Presents, I am fairly certain, are the most insane things in the world.
Don’t get me wrong, I love a good present, but in general, I think we all go a little overboard. When buying for one person dominos into buying for ten people, I lose my Christmas spirit a bit. So, Erin’s pro tip for saving money on gifts is, if possible, don’t get anything for anyone!

People will respect your student-related financial woes and would probably prefer if you just saved your money for something you’ll need later instead of spending it on them. If you’re like me and feel the necessity to buy things, online shopping will be your new best friend. I find that nine times out of 10 ordering from the States saves me money — even with the shipping costs factored in. Re-gifting is also an option for certain occasions, just make sure you don’t give back a present to the person who gave it to you (don’t laugh, I’ve done it).

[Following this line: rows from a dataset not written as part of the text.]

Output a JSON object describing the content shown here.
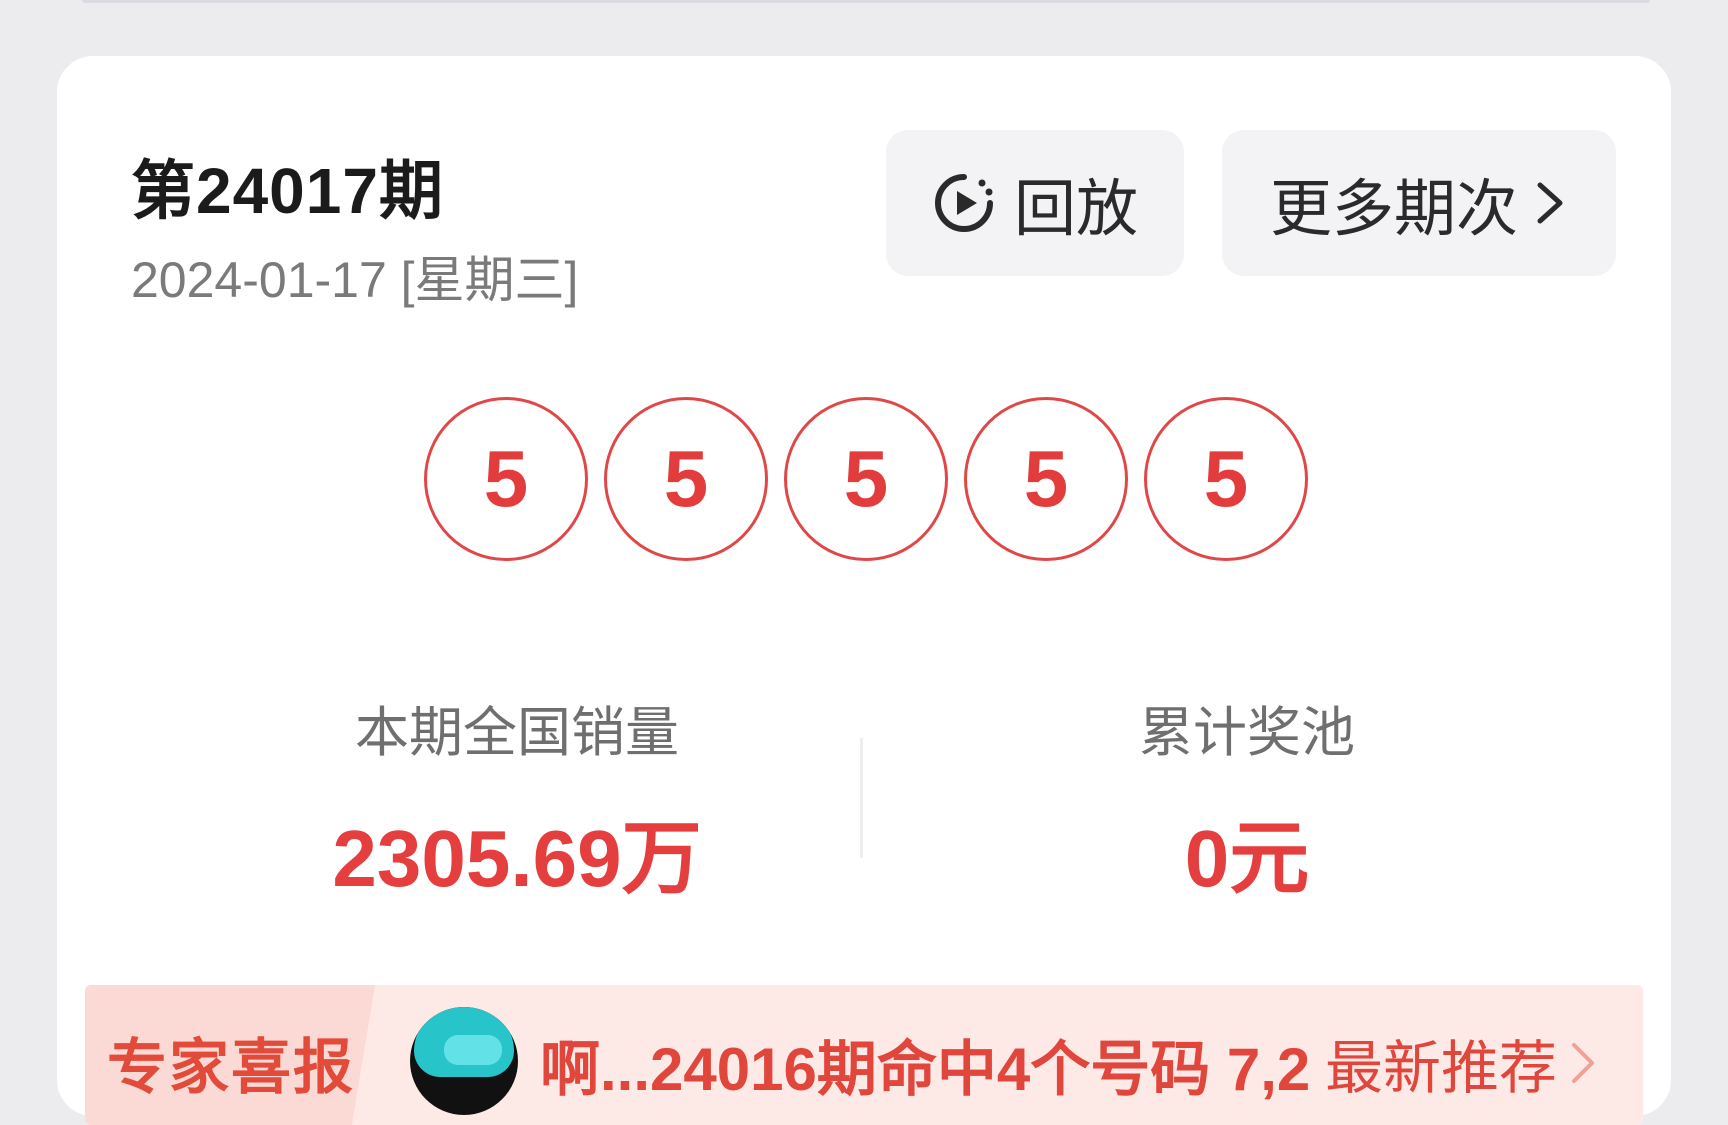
{
  "header": {
    "period": "第24017期",
    "date": "2024-01-17 [星期三]"
  },
  "actions": {
    "replay_label": "回放",
    "more_label": "更多期次"
  },
  "draw": {
    "numbers": [
      "5",
      "5",
      "5",
      "5",
      "5"
    ]
  },
  "stats": {
    "sales_label": "本期全国销量",
    "sales_value": "2305.69万",
    "pool_label": "累计奖池",
    "pool_value": "0元"
  },
  "banner": {
    "tag": "专家喜报",
    "text": "啊...24016期命中4个号码 7,2",
    "link": "最新推荐"
  },
  "colors": {
    "accent_red": "#e23c3c",
    "banner_bg": "#fde9e6",
    "button_bg": "#f3f3f6"
  }
}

My favourite option for cutting down on gift costs is the meaningful gift; it could be a photo album, cookies or something else handmade. The trick to this one is to know who will appreciate your effort and who won’t. Don’t waste your time painting a portrait of someone who would rather have the money you spent on the supplies. One of my best friends and I have decided to just get dressed up fancy and go out for a drink; that is our Christmas present to each other. Free time is a rare occurrence these days, so sometimes a good hang out is better than anything else I could get.

So, my advice to you all is to just keep in mind that it is not how much money you spend, but how you spend it. Be smart and economical, but also have fun! Find interesting ways to keep the costs down but still do almost everything you want to. Enjoy the perk of being cheap; because once you are no longer a poor student, people will start expecting good presents and an open bar at your party.